Website and app data records
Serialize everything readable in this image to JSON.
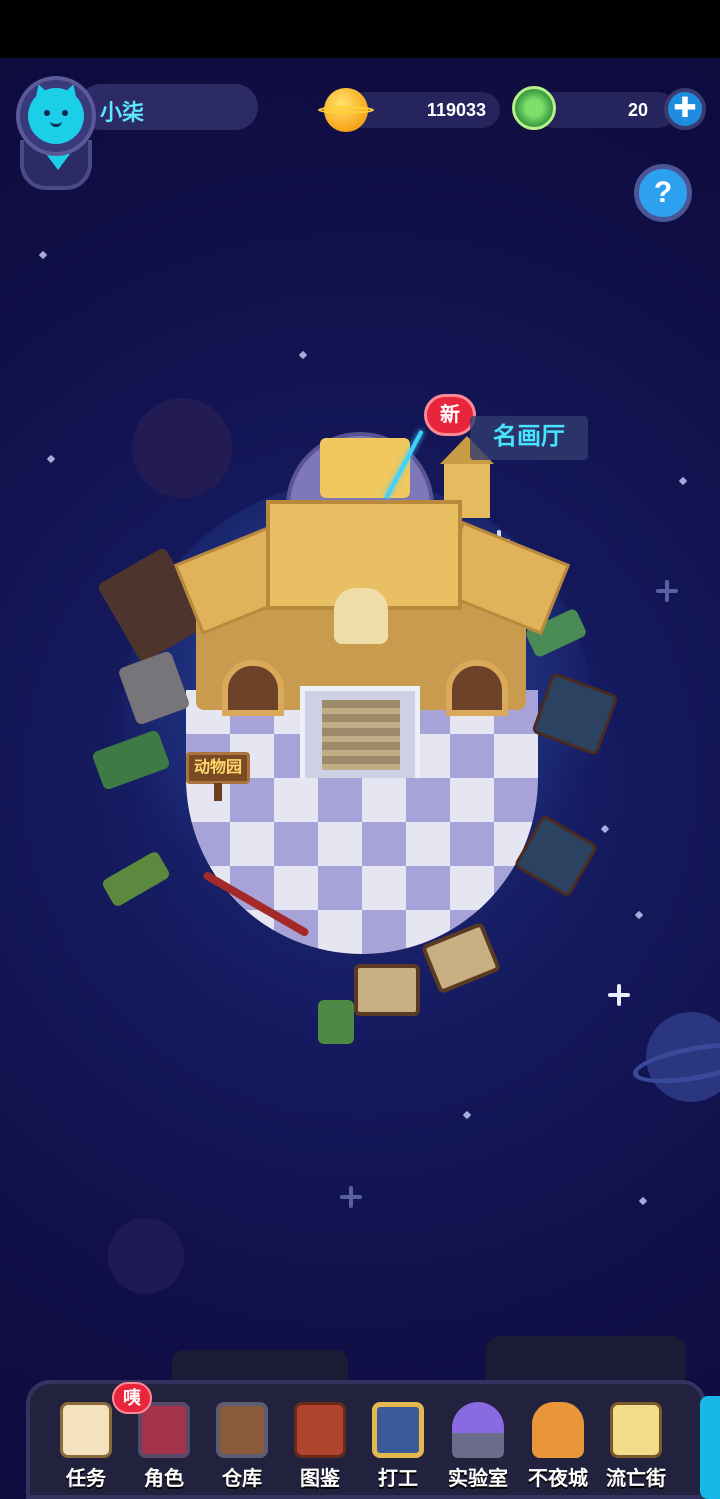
{
  "header": {
    "username": "小柒",
    "coins": "119033",
    "gems": "20",
    "add_label": "✚",
    "help_label": "?"
  },
  "world": {
    "new_badge": "新",
    "gallery_label": "名画厅",
    "zoo_sign": "动物园"
  },
  "dock": {
    "badge": "咦",
    "items": [
      {
        "label": "任务",
        "icon": "scroll-icon"
      },
      {
        "label": "角色",
        "icon": "character-icon"
      },
      {
        "label": "仓库",
        "icon": "chest-icon"
      },
      {
        "label": "图鉴",
        "icon": "book-icon"
      },
      {
        "label": "打工",
        "icon": "tv-icon"
      },
      {
        "label": "实验室",
        "icon": "lab-icon"
      },
      {
        "label": "不夜城",
        "icon": "fox-city-icon"
      },
      {
        "label": "流亡街",
        "icon": "pirate-cat-icon"
      }
    ]
  },
  "colors": {
    "accent": "#5fe6ff",
    "badge_red": "#e8253a",
    "background": "#110f48"
  }
}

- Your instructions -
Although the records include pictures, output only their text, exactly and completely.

- Task solution -
Serialize everything readable in this image to JSON.
{
  "header": {
    "username": "小柒",
    "coins": "119033",
    "gems": "20",
    "add_label": "✚",
    "help_label": "?"
  },
  "world": {
    "new_badge": "新",
    "gallery_label": "名画厅",
    "zoo_sign": "动物园"
  },
  "dock": {
    "badge": "咦",
    "items": [
      {
        "label": "任务",
        "icon": "scroll-icon"
      },
      {
        "label": "角色",
        "icon": "character-icon"
      },
      {
        "label": "仓库",
        "icon": "chest-icon"
      },
      {
        "label": "图鉴",
        "icon": "book-icon"
      },
      {
        "label": "打工",
        "icon": "tv-icon"
      },
      {
        "label": "实验室",
        "icon": "lab-icon"
      },
      {
        "label": "不夜城",
        "icon": "fox-city-icon"
      },
      {
        "label": "流亡街",
        "icon": "pirate-cat-icon"
      }
    ]
  },
  "colors": {
    "accent": "#5fe6ff",
    "badge_red": "#e8253a",
    "background": "#110f48"
  }
}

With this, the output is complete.